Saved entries
______________________________

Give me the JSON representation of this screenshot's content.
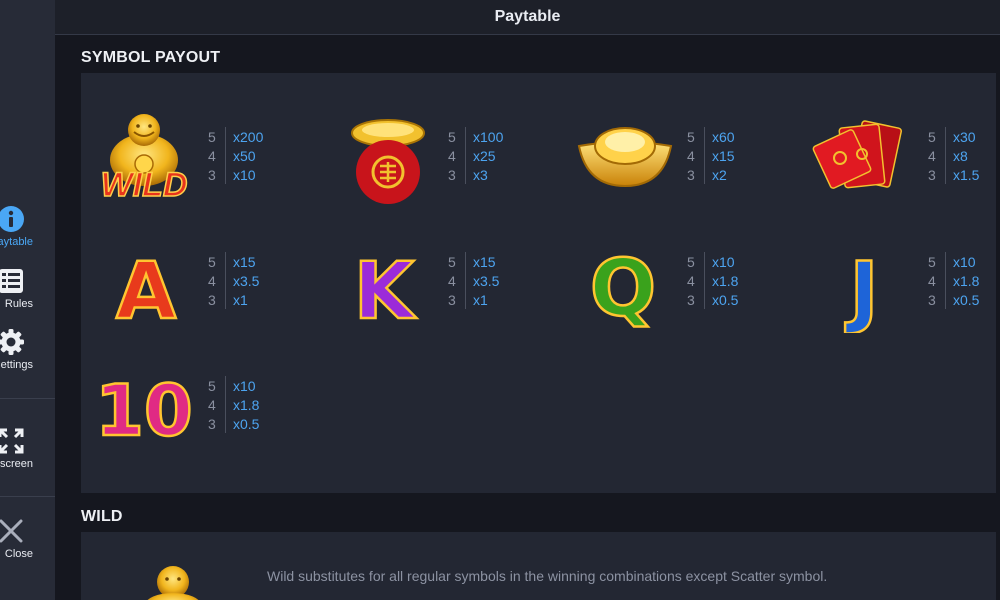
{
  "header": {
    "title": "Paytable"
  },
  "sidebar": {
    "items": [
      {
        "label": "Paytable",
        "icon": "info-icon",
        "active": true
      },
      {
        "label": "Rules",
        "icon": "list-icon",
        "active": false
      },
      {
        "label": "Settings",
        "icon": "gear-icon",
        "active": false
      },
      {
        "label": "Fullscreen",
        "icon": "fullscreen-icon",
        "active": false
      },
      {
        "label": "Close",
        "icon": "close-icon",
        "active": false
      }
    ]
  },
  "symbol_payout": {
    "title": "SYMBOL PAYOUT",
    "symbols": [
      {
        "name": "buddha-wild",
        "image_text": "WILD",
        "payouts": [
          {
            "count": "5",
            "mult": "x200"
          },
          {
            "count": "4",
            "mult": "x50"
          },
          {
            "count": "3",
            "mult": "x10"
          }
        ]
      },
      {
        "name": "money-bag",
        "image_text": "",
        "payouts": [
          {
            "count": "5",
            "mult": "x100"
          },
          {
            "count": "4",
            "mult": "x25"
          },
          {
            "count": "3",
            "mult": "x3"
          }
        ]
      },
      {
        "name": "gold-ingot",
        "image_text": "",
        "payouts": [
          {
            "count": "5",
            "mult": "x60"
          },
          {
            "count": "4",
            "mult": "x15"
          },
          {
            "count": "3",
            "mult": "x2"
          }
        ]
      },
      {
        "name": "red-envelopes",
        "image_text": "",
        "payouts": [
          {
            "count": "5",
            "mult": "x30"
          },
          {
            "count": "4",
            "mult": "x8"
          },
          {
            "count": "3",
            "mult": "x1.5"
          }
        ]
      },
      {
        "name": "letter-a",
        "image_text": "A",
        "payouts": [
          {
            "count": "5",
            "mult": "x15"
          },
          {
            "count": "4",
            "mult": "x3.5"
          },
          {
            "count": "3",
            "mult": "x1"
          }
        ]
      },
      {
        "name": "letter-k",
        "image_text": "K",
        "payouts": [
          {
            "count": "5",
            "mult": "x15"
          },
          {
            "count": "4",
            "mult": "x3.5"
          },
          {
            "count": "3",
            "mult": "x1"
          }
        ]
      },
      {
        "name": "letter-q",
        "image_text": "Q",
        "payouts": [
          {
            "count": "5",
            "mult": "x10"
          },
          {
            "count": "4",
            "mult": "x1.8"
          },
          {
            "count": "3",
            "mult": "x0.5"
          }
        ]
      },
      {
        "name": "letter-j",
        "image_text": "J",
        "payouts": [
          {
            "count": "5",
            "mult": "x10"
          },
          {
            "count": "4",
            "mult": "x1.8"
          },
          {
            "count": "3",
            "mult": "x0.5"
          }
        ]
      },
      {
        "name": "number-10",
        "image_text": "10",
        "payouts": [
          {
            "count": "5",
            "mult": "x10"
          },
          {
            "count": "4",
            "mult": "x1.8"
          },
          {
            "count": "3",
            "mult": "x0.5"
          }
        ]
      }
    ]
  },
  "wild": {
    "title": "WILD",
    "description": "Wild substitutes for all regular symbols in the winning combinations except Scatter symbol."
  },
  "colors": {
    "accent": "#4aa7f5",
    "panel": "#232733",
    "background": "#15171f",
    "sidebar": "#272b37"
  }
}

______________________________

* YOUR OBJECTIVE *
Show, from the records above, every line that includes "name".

* TASK OUTPUT *
        "name": "buddha-wild",
        "name": "money-bag",
        "name": "gold-ingot",
        "name": "red-envelopes",
        "name": "letter-a",
        "name": "letter-k",
        "name": "letter-q",
        "name": "letter-j",
        "name": "number-10",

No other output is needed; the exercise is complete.